On a roughly 4-to-1 margin, retired state employees on Monday approved a settlement offer to resolve a court fight over the 2011 overhaul of the pension system. The fate of the settlement remains unclear since it still faces approval by a series of union groups, the General Assembly, and the Superior Court judge overseeing the case, Sarah Taft-Carter.
Multiple retirees leaving a closed meeting where the vote was announced say approval came on a margin of 1168 to 332 -- reflecting participation by a small fraction of state employees. Carly Iafrate, the lawyer representing retirees, declined comment, citing a gag order imposed by Taft-Carter.
Retirees who favored the deal say they liked the idea of resolving it and grasping certainty, rather than the unpredictability of a court fight that could stretch for years.
“Well, know I can plan and I know what I’m going to have and I can plan on adjustments I have to make financially to take care of my family’s future,” said retired teacher Bill Murphy.
Some other retirees attending a closed informational session at Twin River in Lincoln were sharply critical of a process they called unfair.
The latest settlement offer is similar to one narrowly rejected last year. It offers two one-time payments of $500 and bases cost of living adjustments on a slightly large amount, $30,000, as opposed to $25,000.
A series of union groups face a Friday deadline for voting on the proposed settlement. If the settlement does not move forward, a legal challenge to the 2011 pension overhaul is slated to begin in Superior Court April 20.
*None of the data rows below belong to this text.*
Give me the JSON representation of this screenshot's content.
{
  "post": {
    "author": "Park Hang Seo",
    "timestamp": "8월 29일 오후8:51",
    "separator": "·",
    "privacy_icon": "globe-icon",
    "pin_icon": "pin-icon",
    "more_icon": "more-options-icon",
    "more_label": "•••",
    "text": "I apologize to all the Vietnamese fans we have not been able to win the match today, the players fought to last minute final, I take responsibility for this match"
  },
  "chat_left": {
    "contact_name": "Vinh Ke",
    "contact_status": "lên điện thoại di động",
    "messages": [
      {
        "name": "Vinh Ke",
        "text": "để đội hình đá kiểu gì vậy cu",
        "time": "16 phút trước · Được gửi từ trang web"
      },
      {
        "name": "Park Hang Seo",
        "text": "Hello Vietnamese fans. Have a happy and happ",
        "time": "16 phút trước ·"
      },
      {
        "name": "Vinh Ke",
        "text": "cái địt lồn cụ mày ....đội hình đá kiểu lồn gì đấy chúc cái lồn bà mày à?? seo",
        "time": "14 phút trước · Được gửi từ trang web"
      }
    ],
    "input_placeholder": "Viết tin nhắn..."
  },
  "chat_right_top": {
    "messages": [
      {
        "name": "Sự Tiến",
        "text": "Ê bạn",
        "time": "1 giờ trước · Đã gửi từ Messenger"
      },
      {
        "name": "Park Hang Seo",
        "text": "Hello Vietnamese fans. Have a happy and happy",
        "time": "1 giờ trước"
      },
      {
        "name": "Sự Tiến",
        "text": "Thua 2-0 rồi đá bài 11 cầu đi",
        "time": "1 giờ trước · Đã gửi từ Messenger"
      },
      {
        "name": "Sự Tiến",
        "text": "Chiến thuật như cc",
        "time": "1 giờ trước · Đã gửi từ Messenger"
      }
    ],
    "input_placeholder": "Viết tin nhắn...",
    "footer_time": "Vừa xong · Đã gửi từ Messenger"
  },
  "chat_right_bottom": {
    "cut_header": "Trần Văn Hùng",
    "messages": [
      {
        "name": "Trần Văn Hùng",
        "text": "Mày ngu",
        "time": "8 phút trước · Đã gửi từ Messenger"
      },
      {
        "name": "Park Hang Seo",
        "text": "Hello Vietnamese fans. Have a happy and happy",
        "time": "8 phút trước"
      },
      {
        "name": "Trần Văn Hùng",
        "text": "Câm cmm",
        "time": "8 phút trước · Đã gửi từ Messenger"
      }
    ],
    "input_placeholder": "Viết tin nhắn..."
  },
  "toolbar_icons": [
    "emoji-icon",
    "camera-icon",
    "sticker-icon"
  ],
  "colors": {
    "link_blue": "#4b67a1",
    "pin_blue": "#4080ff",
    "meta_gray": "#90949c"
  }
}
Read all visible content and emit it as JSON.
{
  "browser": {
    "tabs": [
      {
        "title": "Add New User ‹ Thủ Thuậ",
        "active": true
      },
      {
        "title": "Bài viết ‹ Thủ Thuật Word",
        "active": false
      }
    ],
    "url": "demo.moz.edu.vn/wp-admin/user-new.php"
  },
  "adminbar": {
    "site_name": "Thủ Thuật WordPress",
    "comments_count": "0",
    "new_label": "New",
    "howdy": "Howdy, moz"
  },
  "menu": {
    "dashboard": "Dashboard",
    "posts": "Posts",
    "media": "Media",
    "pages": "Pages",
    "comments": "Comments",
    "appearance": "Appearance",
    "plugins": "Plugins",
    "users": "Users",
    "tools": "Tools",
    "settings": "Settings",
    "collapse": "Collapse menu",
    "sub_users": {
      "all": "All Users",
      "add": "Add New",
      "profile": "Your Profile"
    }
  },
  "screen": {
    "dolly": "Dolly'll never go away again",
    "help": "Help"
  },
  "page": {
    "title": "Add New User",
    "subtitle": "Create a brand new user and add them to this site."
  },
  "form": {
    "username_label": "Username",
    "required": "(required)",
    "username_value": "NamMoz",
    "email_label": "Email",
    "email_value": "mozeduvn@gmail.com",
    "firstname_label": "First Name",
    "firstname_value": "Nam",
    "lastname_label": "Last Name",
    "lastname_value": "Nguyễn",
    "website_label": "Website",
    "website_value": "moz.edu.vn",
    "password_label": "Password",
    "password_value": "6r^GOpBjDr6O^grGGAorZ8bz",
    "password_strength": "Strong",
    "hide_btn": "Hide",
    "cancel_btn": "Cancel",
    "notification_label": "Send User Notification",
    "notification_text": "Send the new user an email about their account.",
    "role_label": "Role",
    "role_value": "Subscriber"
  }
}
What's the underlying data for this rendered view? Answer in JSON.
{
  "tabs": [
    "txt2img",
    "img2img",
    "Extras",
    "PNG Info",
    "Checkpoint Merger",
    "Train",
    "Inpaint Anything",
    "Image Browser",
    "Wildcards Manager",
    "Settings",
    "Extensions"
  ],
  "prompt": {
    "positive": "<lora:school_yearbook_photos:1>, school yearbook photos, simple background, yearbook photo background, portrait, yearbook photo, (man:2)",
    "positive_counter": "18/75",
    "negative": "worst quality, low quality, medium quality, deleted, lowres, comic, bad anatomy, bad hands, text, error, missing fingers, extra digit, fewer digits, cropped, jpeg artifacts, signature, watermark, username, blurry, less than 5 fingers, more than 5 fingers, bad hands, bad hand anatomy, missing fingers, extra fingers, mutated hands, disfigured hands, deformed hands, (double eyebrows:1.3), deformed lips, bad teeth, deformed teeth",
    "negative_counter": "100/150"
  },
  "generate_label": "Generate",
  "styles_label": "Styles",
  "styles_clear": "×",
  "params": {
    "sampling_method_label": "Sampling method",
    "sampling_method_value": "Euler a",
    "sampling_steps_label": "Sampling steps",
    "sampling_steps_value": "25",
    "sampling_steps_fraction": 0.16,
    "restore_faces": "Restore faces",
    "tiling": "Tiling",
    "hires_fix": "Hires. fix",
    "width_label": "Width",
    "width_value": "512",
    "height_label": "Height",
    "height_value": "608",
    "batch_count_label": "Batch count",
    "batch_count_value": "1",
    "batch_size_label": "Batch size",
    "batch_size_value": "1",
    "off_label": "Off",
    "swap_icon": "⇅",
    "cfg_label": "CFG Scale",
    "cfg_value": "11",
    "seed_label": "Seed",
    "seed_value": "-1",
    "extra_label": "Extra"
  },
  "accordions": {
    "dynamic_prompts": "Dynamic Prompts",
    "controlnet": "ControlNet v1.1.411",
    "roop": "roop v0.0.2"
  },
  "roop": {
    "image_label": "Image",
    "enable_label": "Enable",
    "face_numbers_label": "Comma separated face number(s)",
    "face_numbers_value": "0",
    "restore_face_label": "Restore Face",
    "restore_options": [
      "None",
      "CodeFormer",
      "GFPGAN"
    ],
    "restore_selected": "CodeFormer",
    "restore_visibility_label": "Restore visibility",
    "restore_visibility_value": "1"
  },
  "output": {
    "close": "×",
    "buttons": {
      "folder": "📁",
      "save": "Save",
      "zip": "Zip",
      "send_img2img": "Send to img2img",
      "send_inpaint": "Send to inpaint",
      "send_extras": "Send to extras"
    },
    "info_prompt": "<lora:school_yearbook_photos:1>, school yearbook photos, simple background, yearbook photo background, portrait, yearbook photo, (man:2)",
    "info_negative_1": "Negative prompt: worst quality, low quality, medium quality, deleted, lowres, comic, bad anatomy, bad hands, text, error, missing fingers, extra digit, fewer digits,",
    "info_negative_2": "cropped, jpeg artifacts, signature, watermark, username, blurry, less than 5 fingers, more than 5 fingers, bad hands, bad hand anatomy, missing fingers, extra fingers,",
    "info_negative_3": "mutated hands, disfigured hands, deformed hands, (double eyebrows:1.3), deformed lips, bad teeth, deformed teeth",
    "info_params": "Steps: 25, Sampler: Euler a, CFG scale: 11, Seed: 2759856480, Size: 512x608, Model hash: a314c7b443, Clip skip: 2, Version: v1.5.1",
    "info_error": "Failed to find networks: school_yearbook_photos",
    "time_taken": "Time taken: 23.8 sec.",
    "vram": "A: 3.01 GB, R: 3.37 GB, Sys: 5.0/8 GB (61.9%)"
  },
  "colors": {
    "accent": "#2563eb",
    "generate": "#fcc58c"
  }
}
The 2011 overhaul reduced Rhode Island's long-term pension obligations by $4 billion -- a step that Governor Gina Raimondo -- who led the overhaul as state treasurer -- called vital for the pension plan's survival. Public-employee unions say changes to retirement ages and cost of living adjustments constituted a broken promise by the state, and they went to court to challenge it.